Two years later, at the age of 27, 11 years after being signed by the Dodgers, he pitched the greatest season ever pitched with the Boston Red Sox and became part of baseball history.
I want to say to Washington Nationals fans, just as I want to say to myself, that Stephen Strasburg will be back. Tommy John surgery is not nearly as risky or dire as it once was, and some people even joke (cruelly) that a pitcher's career doesn't start until he's had Tommy John surgery.
So everything will be fine.
Unfortunately, though, we also know the story of David Clyde. And this is what scares us.
Clyde was drafted number one overall by the Rangers in June of 1973 out of a high school in Houston, Texas, where he’d allowed three earned runs in 148 innings.
Clyde made his first major league start on June 27, 1973, the same month he had been drafted, and allowed one hit and two earned runs in five innings while striking out eight (and walking seven). In his second start, on July 2nd, he struck out six in six innings and allowed only four hits and one earned run.
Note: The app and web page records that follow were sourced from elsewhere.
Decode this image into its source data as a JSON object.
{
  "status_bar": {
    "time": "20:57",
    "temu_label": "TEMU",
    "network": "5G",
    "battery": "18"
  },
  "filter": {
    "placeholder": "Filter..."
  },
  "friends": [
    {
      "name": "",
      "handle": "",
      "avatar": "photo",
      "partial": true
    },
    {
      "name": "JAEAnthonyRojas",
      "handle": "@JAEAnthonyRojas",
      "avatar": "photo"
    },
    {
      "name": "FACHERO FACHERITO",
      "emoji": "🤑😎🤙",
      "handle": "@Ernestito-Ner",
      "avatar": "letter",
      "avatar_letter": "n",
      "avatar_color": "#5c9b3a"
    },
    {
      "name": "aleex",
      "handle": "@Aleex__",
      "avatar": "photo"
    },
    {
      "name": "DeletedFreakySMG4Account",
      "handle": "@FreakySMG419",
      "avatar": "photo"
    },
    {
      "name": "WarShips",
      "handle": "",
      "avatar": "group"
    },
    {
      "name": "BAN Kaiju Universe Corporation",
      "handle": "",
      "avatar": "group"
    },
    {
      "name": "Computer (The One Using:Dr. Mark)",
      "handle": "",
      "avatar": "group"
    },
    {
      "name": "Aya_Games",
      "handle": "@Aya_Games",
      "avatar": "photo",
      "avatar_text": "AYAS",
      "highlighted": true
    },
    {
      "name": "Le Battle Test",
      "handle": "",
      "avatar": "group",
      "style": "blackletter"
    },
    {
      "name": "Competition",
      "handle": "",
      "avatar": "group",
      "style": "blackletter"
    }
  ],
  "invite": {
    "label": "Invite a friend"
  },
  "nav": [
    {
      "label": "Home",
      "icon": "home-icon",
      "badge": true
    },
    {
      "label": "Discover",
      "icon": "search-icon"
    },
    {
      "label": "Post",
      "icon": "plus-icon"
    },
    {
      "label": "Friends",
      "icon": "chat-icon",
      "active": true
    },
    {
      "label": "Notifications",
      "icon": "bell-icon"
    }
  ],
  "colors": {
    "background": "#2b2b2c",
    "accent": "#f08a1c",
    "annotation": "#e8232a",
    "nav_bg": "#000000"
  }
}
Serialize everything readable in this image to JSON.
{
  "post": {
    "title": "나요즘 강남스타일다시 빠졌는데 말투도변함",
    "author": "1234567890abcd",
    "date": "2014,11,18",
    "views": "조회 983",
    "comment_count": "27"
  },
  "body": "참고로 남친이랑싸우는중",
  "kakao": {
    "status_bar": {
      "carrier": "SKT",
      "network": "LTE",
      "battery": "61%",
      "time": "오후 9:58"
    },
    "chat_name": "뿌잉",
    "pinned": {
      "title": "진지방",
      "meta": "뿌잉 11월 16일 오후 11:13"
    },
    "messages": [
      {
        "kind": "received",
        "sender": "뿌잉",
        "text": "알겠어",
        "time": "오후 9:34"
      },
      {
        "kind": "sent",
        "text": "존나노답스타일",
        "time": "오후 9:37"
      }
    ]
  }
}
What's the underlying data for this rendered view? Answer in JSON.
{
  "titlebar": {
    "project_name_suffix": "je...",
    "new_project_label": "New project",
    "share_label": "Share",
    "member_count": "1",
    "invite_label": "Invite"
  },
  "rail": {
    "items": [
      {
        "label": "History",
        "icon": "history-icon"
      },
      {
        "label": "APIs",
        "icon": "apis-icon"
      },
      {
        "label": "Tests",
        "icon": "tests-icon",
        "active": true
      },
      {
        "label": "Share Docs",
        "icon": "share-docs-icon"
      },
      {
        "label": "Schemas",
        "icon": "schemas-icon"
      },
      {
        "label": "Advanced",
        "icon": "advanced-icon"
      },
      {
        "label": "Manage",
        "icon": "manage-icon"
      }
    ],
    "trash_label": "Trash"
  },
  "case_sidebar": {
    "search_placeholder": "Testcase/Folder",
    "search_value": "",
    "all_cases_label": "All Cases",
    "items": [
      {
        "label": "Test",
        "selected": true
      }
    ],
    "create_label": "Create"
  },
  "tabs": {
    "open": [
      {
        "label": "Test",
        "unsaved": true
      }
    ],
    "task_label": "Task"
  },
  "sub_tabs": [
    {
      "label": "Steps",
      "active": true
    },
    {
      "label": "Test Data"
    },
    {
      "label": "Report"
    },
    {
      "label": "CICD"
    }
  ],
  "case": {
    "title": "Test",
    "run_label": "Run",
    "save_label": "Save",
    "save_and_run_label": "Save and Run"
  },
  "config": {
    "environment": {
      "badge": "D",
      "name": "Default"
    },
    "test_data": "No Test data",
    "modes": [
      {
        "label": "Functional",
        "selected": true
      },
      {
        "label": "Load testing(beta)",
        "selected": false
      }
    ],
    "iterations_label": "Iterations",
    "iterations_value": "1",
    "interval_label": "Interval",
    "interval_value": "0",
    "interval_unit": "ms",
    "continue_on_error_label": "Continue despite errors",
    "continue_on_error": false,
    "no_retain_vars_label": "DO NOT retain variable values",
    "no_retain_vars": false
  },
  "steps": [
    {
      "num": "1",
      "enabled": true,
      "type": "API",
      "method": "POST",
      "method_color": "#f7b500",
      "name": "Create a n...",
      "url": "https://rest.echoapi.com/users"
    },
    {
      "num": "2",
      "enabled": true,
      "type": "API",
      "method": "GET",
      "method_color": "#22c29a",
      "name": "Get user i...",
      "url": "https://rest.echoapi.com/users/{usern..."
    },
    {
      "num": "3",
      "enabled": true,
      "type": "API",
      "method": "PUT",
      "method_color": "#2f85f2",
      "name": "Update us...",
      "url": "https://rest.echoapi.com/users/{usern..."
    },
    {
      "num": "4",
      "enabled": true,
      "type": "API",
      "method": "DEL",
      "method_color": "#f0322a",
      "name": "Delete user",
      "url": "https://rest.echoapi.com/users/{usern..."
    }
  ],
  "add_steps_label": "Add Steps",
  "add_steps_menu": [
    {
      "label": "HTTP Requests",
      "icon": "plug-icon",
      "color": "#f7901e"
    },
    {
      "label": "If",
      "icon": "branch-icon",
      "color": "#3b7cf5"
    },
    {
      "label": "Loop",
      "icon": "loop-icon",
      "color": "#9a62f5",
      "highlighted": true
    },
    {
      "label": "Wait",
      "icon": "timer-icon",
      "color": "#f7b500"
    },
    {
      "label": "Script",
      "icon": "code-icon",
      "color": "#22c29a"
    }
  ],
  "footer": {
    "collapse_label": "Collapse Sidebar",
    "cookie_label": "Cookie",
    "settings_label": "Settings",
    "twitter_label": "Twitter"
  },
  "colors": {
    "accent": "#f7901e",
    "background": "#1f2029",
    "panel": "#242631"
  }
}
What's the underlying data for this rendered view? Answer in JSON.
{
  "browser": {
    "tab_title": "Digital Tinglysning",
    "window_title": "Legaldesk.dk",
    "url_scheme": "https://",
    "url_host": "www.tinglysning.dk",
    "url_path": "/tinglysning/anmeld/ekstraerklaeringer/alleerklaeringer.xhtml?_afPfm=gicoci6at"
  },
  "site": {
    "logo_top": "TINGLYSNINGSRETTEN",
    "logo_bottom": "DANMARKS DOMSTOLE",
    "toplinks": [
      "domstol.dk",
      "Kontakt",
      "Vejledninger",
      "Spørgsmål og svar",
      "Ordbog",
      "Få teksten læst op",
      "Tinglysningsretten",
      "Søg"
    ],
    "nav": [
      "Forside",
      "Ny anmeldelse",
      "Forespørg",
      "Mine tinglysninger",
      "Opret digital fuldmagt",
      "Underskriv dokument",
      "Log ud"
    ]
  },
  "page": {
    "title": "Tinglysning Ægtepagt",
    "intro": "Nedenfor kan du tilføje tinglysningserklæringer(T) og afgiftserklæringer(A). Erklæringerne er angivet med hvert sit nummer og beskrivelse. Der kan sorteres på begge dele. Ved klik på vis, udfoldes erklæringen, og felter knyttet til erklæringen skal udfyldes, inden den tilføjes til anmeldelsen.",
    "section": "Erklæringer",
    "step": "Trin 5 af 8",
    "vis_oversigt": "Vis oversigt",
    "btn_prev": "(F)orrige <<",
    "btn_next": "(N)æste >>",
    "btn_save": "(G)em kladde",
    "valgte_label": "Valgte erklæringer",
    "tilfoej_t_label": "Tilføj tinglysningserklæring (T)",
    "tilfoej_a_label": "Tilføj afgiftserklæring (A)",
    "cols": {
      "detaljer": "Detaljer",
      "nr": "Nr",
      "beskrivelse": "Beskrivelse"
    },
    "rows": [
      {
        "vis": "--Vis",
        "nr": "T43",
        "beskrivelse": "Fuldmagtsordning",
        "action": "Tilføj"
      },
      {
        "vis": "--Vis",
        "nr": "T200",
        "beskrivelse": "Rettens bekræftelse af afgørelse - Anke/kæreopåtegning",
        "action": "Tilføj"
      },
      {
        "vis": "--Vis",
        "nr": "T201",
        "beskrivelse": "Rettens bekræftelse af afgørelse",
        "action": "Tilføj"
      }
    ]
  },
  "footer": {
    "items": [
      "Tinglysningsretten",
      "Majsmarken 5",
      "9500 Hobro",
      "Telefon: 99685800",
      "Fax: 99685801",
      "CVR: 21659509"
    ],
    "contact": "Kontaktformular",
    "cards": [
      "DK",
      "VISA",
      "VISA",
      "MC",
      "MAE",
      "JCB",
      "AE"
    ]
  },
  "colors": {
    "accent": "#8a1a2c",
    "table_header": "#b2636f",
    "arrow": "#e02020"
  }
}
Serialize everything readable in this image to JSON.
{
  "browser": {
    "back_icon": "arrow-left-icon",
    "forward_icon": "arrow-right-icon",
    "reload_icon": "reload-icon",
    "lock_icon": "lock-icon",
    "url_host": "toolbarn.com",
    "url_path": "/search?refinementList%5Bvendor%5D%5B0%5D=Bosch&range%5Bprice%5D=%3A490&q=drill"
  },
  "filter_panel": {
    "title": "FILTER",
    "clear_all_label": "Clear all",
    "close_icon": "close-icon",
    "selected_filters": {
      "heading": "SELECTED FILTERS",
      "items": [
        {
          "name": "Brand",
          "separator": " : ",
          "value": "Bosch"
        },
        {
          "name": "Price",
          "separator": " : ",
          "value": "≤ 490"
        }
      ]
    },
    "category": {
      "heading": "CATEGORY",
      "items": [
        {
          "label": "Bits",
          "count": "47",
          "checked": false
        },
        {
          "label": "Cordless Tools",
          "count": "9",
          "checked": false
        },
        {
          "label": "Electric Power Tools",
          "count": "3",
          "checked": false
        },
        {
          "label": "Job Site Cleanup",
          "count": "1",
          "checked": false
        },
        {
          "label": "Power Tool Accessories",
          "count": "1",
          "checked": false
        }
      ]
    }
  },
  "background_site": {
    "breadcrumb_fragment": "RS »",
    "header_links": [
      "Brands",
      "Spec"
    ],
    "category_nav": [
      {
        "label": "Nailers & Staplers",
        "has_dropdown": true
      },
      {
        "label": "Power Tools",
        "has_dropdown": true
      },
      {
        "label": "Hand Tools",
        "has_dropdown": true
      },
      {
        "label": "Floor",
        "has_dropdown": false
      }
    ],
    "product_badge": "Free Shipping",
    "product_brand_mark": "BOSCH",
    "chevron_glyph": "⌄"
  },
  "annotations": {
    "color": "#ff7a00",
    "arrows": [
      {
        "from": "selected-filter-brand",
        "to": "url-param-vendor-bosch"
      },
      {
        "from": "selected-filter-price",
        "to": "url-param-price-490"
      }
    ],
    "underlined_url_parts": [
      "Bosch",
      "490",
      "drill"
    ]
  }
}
Here was a guy who sprung from the womb ready to pitch to major league hitters.
But it was not to be.
He remained with the Rangers for the remainder of the season, got tired around his eighth start (remember he’d already pitched 148 innings in high school that season), and finished the season with a 5.01 ERA.
Struggles with control and injuries ensued, and the guy was out of baseball at 24.
We can only hope for a better fate for Stephen Strasburg.